# REQUIREMENT:
Find the lines in the records that carry the word "code". Copy each one.

**** RECORD EXCERPTS ****

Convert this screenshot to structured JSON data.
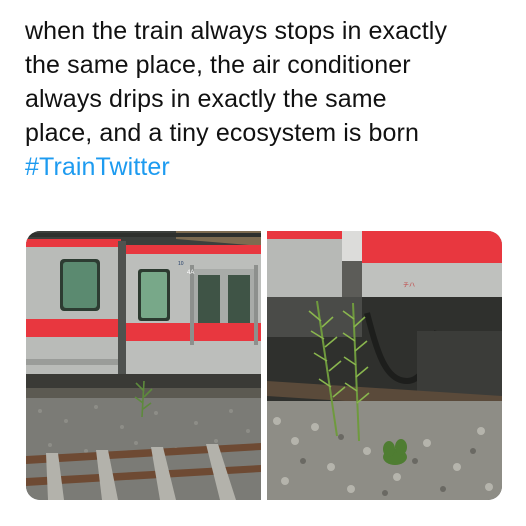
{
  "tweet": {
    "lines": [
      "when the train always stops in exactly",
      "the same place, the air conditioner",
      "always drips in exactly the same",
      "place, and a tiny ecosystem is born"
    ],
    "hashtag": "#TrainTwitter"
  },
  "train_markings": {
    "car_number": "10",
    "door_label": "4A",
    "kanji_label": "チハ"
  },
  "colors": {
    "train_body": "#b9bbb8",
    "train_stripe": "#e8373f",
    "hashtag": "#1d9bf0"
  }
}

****
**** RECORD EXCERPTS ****

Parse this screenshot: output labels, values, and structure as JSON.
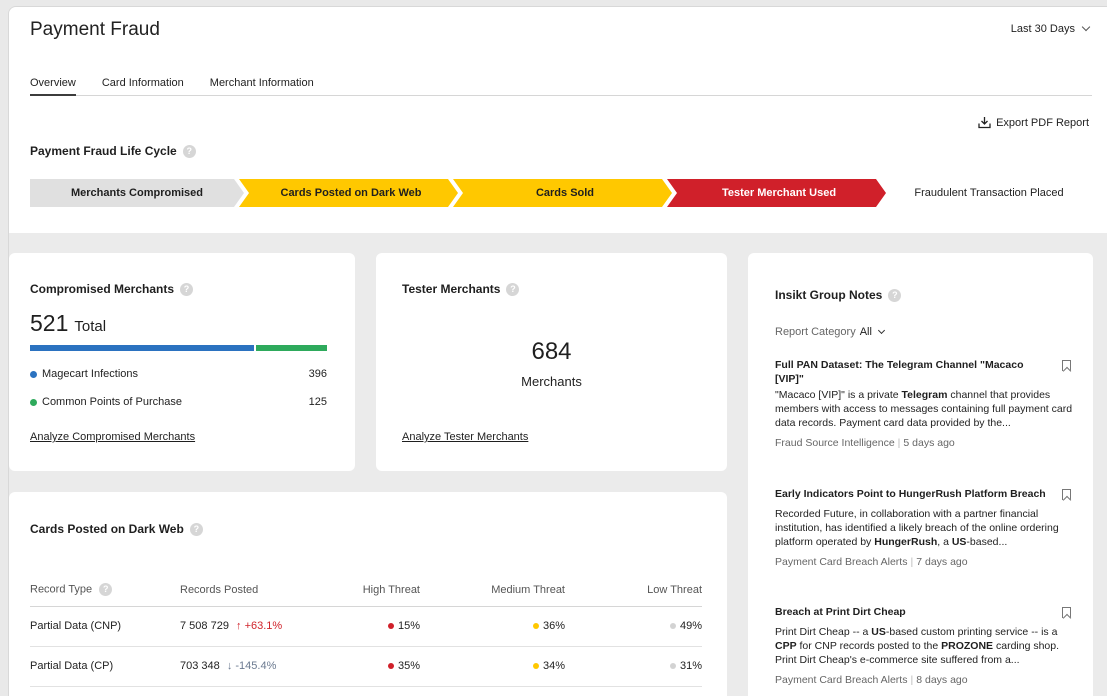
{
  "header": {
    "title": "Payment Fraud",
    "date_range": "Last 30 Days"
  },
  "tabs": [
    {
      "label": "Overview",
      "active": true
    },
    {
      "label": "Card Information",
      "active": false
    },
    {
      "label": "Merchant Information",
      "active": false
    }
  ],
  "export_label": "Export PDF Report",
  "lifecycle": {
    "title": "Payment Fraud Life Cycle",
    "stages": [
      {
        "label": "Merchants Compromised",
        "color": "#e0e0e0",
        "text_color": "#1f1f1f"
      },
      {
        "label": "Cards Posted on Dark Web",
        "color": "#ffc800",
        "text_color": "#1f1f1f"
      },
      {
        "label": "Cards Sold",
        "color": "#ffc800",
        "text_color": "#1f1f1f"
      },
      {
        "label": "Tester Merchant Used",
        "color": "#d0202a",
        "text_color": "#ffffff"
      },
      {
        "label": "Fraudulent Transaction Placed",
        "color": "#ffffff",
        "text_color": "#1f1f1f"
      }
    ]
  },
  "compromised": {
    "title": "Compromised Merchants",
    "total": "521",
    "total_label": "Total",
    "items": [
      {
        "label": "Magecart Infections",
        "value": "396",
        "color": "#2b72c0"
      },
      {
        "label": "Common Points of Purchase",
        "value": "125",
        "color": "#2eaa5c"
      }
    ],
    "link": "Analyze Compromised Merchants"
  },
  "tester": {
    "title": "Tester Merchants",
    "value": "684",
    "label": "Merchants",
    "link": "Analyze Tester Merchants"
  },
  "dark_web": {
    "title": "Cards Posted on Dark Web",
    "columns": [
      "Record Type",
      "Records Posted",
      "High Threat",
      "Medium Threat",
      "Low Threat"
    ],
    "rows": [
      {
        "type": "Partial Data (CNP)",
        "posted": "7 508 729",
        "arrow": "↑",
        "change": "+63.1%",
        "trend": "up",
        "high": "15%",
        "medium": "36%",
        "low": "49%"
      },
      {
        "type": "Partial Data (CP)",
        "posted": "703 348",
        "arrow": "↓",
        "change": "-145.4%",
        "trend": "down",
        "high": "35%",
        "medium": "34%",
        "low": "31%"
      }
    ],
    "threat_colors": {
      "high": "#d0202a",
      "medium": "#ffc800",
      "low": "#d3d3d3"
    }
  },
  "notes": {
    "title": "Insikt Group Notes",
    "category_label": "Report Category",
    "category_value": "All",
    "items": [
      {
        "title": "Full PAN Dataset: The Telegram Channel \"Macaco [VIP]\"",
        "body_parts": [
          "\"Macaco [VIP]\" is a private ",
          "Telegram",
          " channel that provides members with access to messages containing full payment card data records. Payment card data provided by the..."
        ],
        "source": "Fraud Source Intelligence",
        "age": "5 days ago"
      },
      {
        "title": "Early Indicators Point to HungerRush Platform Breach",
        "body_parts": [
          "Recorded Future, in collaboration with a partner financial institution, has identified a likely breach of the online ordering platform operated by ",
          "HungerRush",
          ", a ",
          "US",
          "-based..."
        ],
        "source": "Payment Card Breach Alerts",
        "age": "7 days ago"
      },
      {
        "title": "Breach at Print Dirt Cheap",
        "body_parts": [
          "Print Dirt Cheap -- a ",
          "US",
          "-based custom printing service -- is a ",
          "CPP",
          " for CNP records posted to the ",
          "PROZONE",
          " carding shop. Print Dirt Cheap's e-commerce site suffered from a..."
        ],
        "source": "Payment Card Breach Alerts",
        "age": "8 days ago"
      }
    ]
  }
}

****
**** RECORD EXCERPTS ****

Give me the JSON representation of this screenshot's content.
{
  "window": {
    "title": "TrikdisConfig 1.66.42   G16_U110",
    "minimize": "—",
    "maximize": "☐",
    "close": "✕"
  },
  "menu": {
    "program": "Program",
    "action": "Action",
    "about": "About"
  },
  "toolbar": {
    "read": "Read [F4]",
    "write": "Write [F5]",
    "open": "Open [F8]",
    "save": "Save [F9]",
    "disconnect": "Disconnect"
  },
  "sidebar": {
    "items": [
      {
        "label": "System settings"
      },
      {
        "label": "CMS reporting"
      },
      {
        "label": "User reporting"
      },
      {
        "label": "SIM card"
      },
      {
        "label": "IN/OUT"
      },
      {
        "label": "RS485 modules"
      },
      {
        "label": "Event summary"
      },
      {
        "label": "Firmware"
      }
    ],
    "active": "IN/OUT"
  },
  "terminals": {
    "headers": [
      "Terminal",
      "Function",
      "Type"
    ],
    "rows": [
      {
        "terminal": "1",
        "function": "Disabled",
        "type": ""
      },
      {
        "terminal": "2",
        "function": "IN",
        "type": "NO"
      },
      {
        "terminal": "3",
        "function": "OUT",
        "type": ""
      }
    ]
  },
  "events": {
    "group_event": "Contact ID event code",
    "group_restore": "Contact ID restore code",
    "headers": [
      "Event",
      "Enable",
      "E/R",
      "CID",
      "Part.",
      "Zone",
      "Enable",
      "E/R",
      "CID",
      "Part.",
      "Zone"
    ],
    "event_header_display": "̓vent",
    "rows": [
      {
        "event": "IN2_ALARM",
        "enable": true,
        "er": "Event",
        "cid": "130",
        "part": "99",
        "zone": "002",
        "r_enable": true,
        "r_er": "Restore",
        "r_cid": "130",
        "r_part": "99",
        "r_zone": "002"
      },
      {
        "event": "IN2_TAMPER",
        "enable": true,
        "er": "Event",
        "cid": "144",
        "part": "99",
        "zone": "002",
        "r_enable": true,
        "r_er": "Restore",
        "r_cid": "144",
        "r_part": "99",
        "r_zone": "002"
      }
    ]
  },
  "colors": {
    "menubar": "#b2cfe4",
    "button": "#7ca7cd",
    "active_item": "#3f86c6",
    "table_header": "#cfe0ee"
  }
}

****

# ANSWER SECTION:
    "group_event": "Contact ID event code",
    "group_restore": "Contact ID restore code",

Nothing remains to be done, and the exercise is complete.